## [WORK ITEM]
The records should be written out in full, with nothing altered.

## [DATA PROVIDED]

[Start of Attachment]

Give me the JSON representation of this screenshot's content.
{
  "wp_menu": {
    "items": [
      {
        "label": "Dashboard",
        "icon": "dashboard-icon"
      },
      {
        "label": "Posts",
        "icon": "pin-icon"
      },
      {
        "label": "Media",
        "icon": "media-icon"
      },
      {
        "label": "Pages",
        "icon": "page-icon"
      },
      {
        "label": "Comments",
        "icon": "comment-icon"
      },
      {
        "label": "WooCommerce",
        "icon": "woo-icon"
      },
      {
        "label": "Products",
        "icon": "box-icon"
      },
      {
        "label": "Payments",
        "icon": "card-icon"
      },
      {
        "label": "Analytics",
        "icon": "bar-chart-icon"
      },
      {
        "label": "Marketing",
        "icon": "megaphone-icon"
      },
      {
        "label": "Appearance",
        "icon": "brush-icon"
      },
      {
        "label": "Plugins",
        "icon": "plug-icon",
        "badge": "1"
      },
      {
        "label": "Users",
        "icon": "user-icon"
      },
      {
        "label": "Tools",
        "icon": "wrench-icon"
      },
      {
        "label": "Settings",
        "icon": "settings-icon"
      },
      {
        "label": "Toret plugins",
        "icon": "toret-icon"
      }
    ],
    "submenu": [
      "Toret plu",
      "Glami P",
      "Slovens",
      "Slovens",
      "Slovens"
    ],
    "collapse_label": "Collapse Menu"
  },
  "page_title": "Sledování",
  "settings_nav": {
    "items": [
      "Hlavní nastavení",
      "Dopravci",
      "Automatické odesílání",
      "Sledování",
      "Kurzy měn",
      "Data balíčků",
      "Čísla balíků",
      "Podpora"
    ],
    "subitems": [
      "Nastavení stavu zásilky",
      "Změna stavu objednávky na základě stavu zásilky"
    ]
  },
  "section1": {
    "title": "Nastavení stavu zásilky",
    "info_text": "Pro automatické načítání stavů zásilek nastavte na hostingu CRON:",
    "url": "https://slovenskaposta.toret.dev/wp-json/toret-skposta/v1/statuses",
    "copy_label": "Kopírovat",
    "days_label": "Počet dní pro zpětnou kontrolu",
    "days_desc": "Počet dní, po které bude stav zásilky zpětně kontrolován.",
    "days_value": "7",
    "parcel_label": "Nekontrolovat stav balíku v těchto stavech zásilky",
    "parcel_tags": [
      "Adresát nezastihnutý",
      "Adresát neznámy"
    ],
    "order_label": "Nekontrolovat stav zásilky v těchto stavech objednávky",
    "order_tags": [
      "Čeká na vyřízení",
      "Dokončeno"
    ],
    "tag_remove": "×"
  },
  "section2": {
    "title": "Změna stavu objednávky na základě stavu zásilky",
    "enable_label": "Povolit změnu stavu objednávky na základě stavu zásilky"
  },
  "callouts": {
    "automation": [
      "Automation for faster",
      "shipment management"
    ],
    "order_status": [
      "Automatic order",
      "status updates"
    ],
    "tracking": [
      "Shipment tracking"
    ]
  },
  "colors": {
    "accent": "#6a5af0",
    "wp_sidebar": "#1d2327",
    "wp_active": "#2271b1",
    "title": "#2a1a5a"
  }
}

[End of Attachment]

## [WRITTEN RESPONSE]
Give me the JSON representation of this screenshot's content.
{
  "wp_menu": {
    "items": [
      {
        "label": "Dashboard",
        "icon": "dashboard-icon"
      },
      {
        "label": "Posts",
        "icon": "pin-icon"
      },
      {
        "label": "Media",
        "icon": "media-icon"
      },
      {
        "label": "Pages",
        "icon": "page-icon"
      },
      {
        "label": "Comments",
        "icon": "comment-icon"
      },
      {
        "label": "WooCommerce",
        "icon": "woo-icon"
      },
      {
        "label": "Products",
        "icon": "box-icon"
      },
      {
        "label": "Payments",
        "icon": "card-icon"
      },
      {
        "label": "Analytics",
        "icon": "bar-chart-icon"
      },
      {
        "label": "Marketing",
        "icon": "megaphone-icon"
      },
      {
        "label": "Appearance",
        "icon": "brush-icon"
      },
      {
        "label": "Plugins",
        "icon": "plug-icon",
        "badge": "1"
      },
      {
        "label": "Users",
        "icon": "user-icon"
      },
      {
        "label": "Tools",
        "icon": "wrench-icon"
      },
      {
        "label": "Settings",
        "icon": "settings-icon"
      },
      {
        "label": "Toret plugins",
        "icon": "toret-icon"
      }
    ],
    "submenu": [
      "Toret plu",
      "Glami P",
      "Slovens",
      "Slovens",
      "Slovens"
    ],
    "collapse_label": "Collapse Menu"
  },
  "page_title": "Sledování",
  "settings_nav": {
    "items": [
      "Hlavní nastavení",
      "Dopravci",
      "Automatické odesílání",
      "Sledování",
      "Kurzy měn",
      "Data balíčků",
      "Čísla balíků",
      "Podpora"
    ],
    "subitems": [
      "Nastavení stavu zásilky",
      "Změna stavu objednávky na základě stavu zásilky"
    ]
  },
  "section1": {
    "title": "Nastavení stavu zásilky",
    "info_text": "Pro automatické načítání stavů zásilek nastavte na hostingu CRON:",
    "url": "https://slovenskaposta.toret.dev/wp-json/toret-skposta/v1/statuses",
    "copy_label": "Kopírovat",
    "days_label": "Počet dní pro zpětnou kontrolu",
    "days_desc": "Počet dní, po které bude stav zásilky zpětně kontrolován.",
    "days_value": "7",
    "parcel_label": "Nekontrolovat stav balíku v těchto stavech zásilky",
    "parcel_tags": [
      "Adresát nezastihnutý",
      "Adresát neznámy"
    ],
    "order_label": "Nekontrolovat stav zásilky v těchto stavech objednávky",
    "order_tags": [
      "Čeká na vyřízení",
      "Dokončeno"
    ],
    "tag_remove": "×"
  },
  "section2": {
    "title": "Změna stavu objednávky na základě stavu zásilky",
    "enable_label": "Povolit změnu stavu objednávky na základě stavu zásilky"
  },
  "callouts": {
    "automation": [
      "Automation for faster",
      "shipment management"
    ],
    "order_status": [
      "Automatic order",
      "status updates"
    ],
    "tracking": [
      "Shipment tracking"
    ]
  },
  "colors": {
    "accent": "#6a5af0",
    "wp_sidebar": "#1d2327",
    "wp_active": "#2271b1",
    "title": "#2a1a5a"
  }
}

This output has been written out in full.